host David Frost (Michael Sheen). Nixon and his loyalists see this as
an opportunity for him to repair the damage done to his reputation.
Frost, on the other hand, is looking to gain some credibility from the
venture. He's humiliated by the smooth, experienced politician at first
due to not quite taking his own opportunity seriously enough.
Obviously, the segment that will make or break the experience for Frost
will be how the two men handle the topic of Watergate.
This is fascinating, interesting stuff, especially for a viewer such as this who is not terribly informed on the subject. It's a good look into the machinations of both politics and TV journalism. A great film it is not, but it's solidly entertaining for just over two hours. One of the best things that it does is to put a human face on Mr. Nixon, who could, to some people, be written off as a mere cartoon sleaze ball. Even in the face of his misdeeds, it is possible to take some sympathy on this man whom many in the nation simply want to see confess and apologize.
"Frost/Nixon" is one of those films for this viewer where any slickness on the part of the filmmakers takes a back seat - and rightly so - to the power of the material. It's brought to life by a superb cast. Langella and Sheen anchor the story with two very convincing portrayals, and Kevin Bacon, Matthew Macfadyen, Oliver Platt, Toby Jones, Patty McCormack (as Pat Nixon), Rons' brother & father (and frequent repertory players) Clint and Rance Howard, and Eloy Casadaos offer indelible support. Rebecca Hall is lovely and appealing as Caroline, a gal who catches Frosts' eye, but the character isn't really important in the developing plot of this film.
A worthy viewing for some people, but surely it would have even more resonance for people who lived through this tale and remember the key players.
Eight out of 10.
It's an interview where the president is interviewed for his crimes.
Now, this is a kind of movie that made me doze off, it seemed like a character study with a historical background. A man has done something wrong and it's all up to few other people to make him accept the crime or make him guilty. Now, Nixon was the president of USA and he was the only president to have resigned in 1974 for being part of a Watergate scandal.
It's a beginning of a fall, and a fall of a president has to be interesting or at least there has to be substantial interest. Ron Howard creates that interest by making this film like a Network kind of film, where media and the impact of media plays a huge role in determining the character of a person. You are what you you say more than you are what you do, this seems to be an undercurrent theme in this media run movie.
Acted competently by Michael Sheen as David Frost, the man who interviewed the president Richard Nixon, played by Frank Langella. These two performances are enough to make it go and see it. Having said that, it's their dialogue that has lot many details that make us sit and observe and then they do not help us conclude but rather confuse us what is right and what is wrong. Maybe, the point was to show that we are grey and not black and white, fair enough and if that's the point surely it was well made.
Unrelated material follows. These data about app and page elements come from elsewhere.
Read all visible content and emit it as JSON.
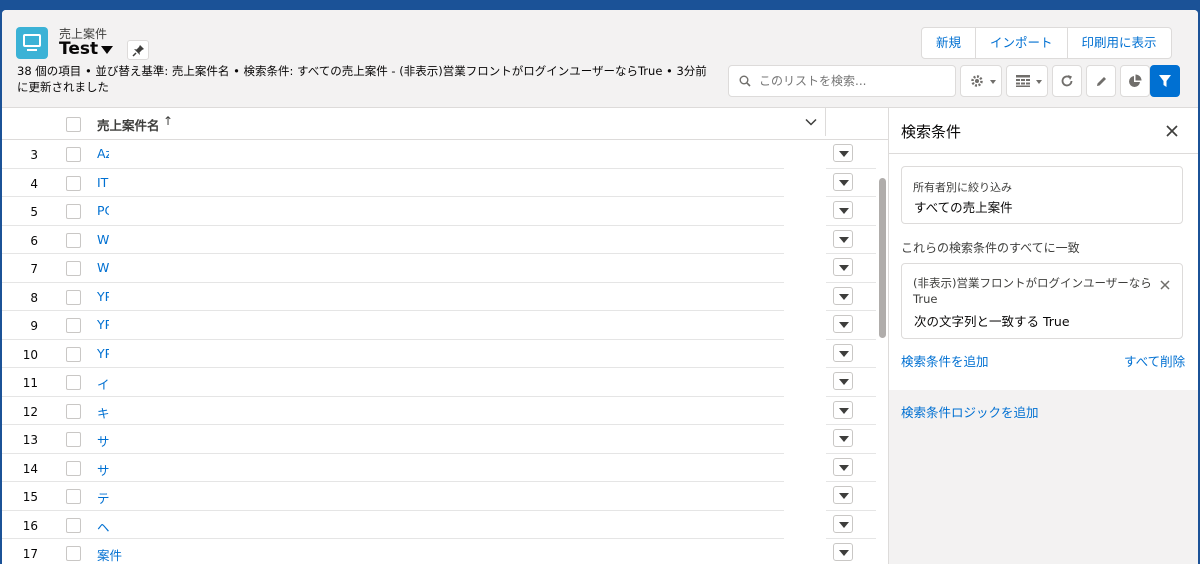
{
  "header": {
    "object_label": "売上案件",
    "list_title": "Test",
    "meta_line": "38 個の項目 • 並び替え基準: 売上案件名 • 検索条件: すべての売上案件 - (非表示)営業フロントがログインユーザーならTrue • 3分前 に更新されました",
    "buttons": {
      "new": "新規",
      "import": "インポート",
      "print": "印刷用に表示"
    },
    "search_placeholder": "このリストを検索..."
  },
  "grid": {
    "column_name": "売上案件名",
    "sort_indicator": "↑",
    "rows": [
      {
        "num": "3",
        "name": "Az"
      },
      {
        "num": "4",
        "name": "IT"
      },
      {
        "num": "5",
        "name": "PC"
      },
      {
        "num": "6",
        "name": "W"
      },
      {
        "num": "7",
        "name": "W"
      },
      {
        "num": "8",
        "name": "YP"
      },
      {
        "num": "9",
        "name": "YP"
      },
      {
        "num": "10",
        "name": "YP"
      },
      {
        "num": "11",
        "name": "イ"
      },
      {
        "num": "12",
        "name": "キ"
      },
      {
        "num": "13",
        "name": "サ"
      },
      {
        "num": "14",
        "name": "サ"
      },
      {
        "num": "15",
        "name": "テ"
      },
      {
        "num": "16",
        "name": "ヘ"
      },
      {
        "num": "17",
        "name": "案件"
      }
    ]
  },
  "filter_panel": {
    "title": "検索条件",
    "owner_label": "所有者別に絞り込み",
    "owner_value": "すべての売上案件",
    "match_label": "これらの検索条件のすべてに一致",
    "filter_name": "(非表示)営業フロントがログインユーザーなら True",
    "filter_operator": "次の文字列と一致する  True",
    "add_filter": "検索条件を追加",
    "remove_all": "すべて削除",
    "add_logic": "検索条件ロジックを追加"
  },
  "colors": {
    "brand": "#1b5297",
    "link": "#0070d2",
    "object_icon": "#3bb2d6"
  }
}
Ron Howard as a director seems to be great at such Historical Dramas, be it Apollo 13 or Beautiful Mind or Cinderella Man. This one is no surprise and definitely it's a good film and indeed worth a watch for its screenplay and dialogue and acting more than anything else.
The production design was good, the editing could have been better for a near 2 hour film that is all about an interview where lot many details are revealed. It's not a film where we can relate to, it neither one that is entertaining and makes us sit and watch, it's one that is simply made for showing us the brain behind a deed or rather misdeed.
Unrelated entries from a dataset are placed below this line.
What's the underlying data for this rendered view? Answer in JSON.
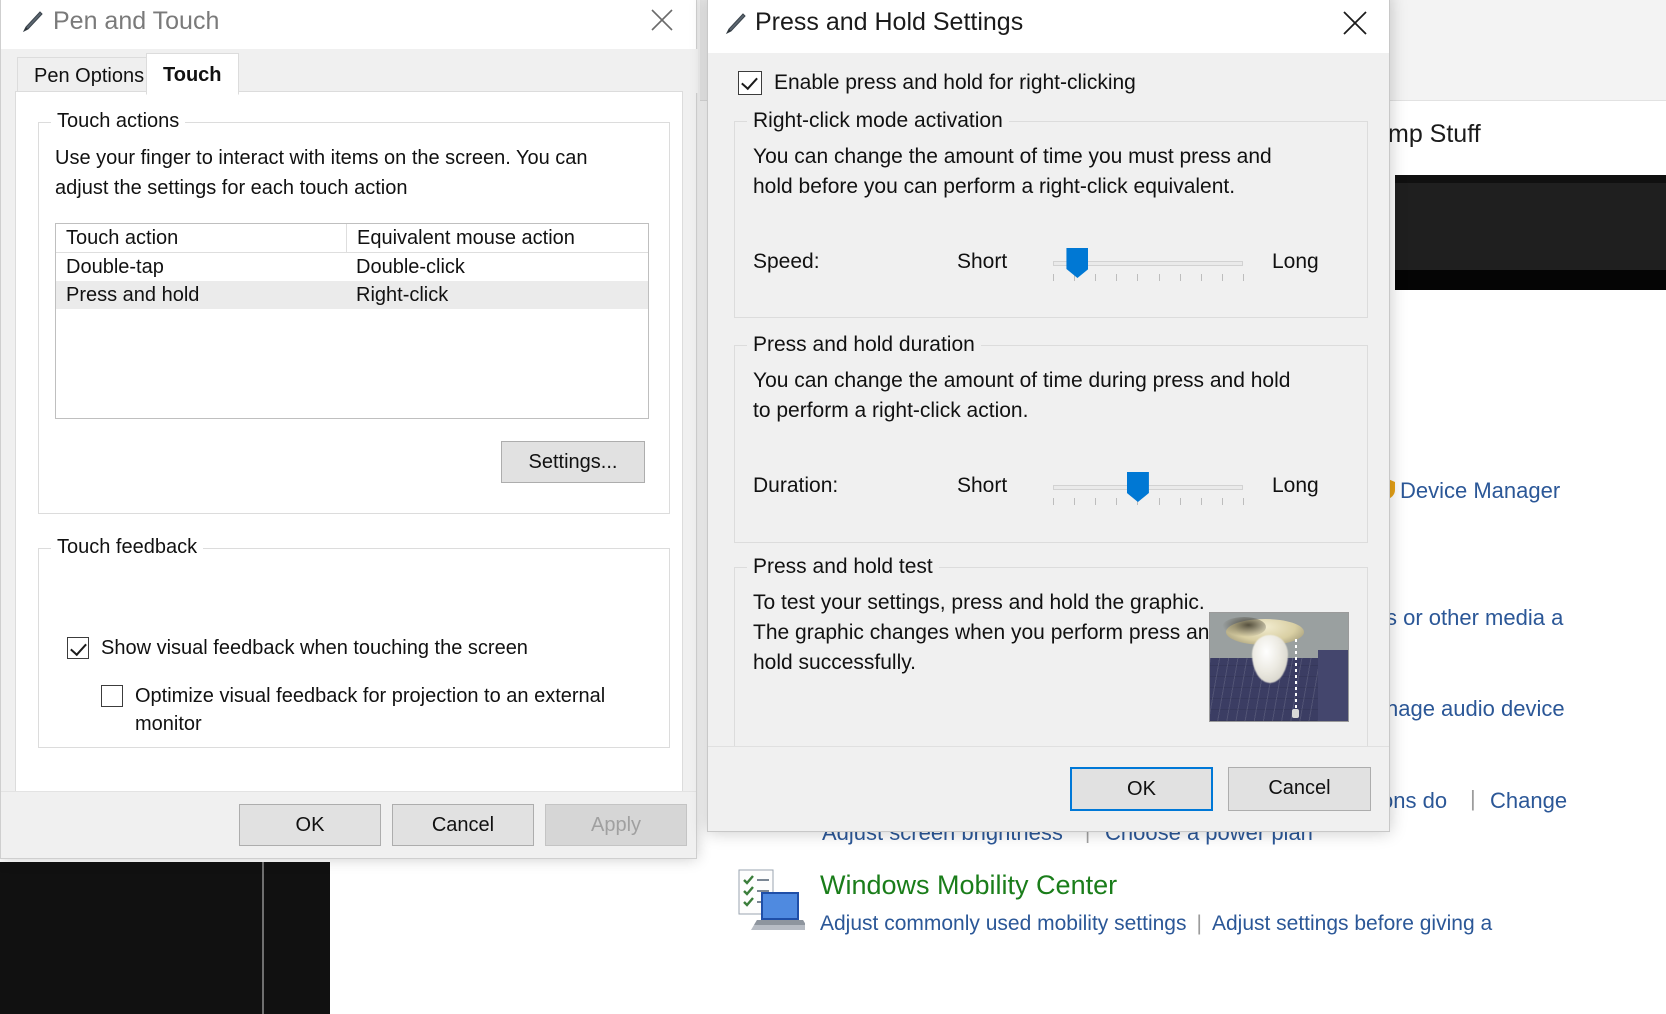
{
  "background": {
    "header_title": "mp Stuff",
    "links": {
      "device_manager": "Device Manager",
      "media": "s or other media a",
      "audio": "nage audio device",
      "ons_do": "ons do",
      "change": "Change",
      "separator": "|",
      "adjust_brightness": "Adjust screen brightness",
      "choose_power_plan": "Choose a power plan"
    },
    "mobility_center": {
      "title": "Windows Mobility Center",
      "sub_left": "Adjust commonly used mobility settings",
      "sub_right": "Adjust settings before giving a",
      "separator": "|",
      "icon": "mobility-center-icon"
    }
  },
  "pen_dialog": {
    "title": "Pen and Touch",
    "title_icon": "pen-icon",
    "close_icon": "close-icon",
    "tabs": [
      {
        "label": "Pen Options",
        "active": false
      },
      {
        "label": "Touch",
        "active": true
      }
    ],
    "touch_actions": {
      "legend": "Touch actions",
      "description": "Use your finger to interact with items on the screen. You can adjust the settings for each touch action",
      "columns": [
        "Touch action",
        "Equivalent mouse action"
      ],
      "rows": [
        {
          "action": "Double-tap",
          "mouse": "Double-click",
          "selected": false
        },
        {
          "action": "Press and hold",
          "mouse": "Right-click",
          "selected": true
        }
      ],
      "settings_button": "Settings..."
    },
    "touch_feedback": {
      "legend": "Touch feedback",
      "show_visual_feedback": {
        "label": "Show visual feedback when touching the screen",
        "checked": true
      },
      "optimize_projection": {
        "label": "Optimize visual feedback for projection to an external monitor",
        "checked": false
      }
    },
    "footer": {
      "ok": "OK",
      "cancel": "Cancel",
      "apply": "Apply",
      "apply_disabled": true
    }
  },
  "press_hold_dialog": {
    "title": "Press and Hold Settings",
    "title_icon": "pen-icon",
    "close_icon": "close-icon",
    "enable_checkbox": {
      "label": "Enable press and hold for right-clicking",
      "checked": true
    },
    "activation": {
      "legend": "Right-click mode activation",
      "description": "You can change the amount of time you must press and hold before you can perform a right-click equivalent.",
      "slider_label": "Speed:",
      "min_label": "Short",
      "max_label": "Long",
      "value_percent": 8,
      "tick_count": 10
    },
    "duration": {
      "legend": "Press and hold duration",
      "description": "You can change the amount of time during press and hold to perform a right-click action.",
      "slider_label": "Duration:",
      "min_label": "Short",
      "max_label": "Long",
      "value_percent": 44,
      "tick_count": 10
    },
    "test": {
      "legend": "Press and hold test",
      "description": "To test your settings, press and hold the graphic. The graphic changes when you perform press and hold successfully.",
      "graphic_name": "lamp-test-graphic"
    },
    "footer": {
      "ok": "OK",
      "cancel": "Cancel",
      "ok_focused": true
    }
  },
  "colors": {
    "accent": "#0078d4",
    "link": "#2b5797",
    "green": "#1a7d1a",
    "dialog_bg": "#f0f0f0"
  }
}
A 3/5 for definitely good film but I am sorry coz it did not work for me. Maybe, I am not interested in the politics involved in the film.
|Page 4 of 25:||             |
|Plot summary||Plot synopsis||Ratings|
|Awards||External reviews||Parents Guide|
|Official site||Plot keywords||Main details|
|Your user reviews||Your vote history|